* _Task details_
Read the lines below, and copy any that contain the string "this".

* _Excerpts from an interface dataset_
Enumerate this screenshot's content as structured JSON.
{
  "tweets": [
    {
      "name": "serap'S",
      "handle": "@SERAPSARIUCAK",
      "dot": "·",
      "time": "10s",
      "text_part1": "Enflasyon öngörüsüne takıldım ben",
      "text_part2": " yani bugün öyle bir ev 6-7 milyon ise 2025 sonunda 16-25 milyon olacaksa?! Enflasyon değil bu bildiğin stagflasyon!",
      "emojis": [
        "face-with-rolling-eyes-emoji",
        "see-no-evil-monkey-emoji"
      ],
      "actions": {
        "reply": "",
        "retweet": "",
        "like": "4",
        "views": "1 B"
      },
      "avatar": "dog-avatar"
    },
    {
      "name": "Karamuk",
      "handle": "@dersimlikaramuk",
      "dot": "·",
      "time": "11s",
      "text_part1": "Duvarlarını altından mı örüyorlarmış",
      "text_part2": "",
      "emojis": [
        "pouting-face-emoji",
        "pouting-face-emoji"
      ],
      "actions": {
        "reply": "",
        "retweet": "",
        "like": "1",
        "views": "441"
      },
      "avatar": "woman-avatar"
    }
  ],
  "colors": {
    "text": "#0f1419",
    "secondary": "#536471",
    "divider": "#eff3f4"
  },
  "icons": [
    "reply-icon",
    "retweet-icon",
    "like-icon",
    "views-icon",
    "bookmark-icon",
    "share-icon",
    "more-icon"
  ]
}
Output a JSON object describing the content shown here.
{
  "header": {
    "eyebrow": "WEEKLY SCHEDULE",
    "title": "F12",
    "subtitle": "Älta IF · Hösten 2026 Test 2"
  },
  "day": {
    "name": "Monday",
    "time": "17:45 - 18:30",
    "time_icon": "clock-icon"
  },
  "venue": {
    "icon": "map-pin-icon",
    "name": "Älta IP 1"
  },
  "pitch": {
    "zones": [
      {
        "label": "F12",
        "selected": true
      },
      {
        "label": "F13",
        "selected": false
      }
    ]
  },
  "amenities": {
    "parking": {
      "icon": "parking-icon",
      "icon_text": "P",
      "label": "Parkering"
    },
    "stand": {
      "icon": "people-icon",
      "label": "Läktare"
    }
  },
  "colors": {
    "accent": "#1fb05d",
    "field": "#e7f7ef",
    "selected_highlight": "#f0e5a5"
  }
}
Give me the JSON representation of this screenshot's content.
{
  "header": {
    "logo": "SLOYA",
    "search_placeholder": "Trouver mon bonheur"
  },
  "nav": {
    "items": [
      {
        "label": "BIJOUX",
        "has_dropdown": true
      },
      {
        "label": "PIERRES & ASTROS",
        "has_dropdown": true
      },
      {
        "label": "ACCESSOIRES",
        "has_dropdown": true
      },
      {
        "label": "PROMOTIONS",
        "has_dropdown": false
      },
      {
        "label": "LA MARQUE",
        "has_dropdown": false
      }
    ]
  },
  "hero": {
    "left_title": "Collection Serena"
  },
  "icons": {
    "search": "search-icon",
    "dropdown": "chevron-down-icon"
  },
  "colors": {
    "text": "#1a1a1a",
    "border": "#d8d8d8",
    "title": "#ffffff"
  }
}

* _Response_
Enumerate this screenshot's content as structured JSON.
Give me the JSON representation of this screenshot's content.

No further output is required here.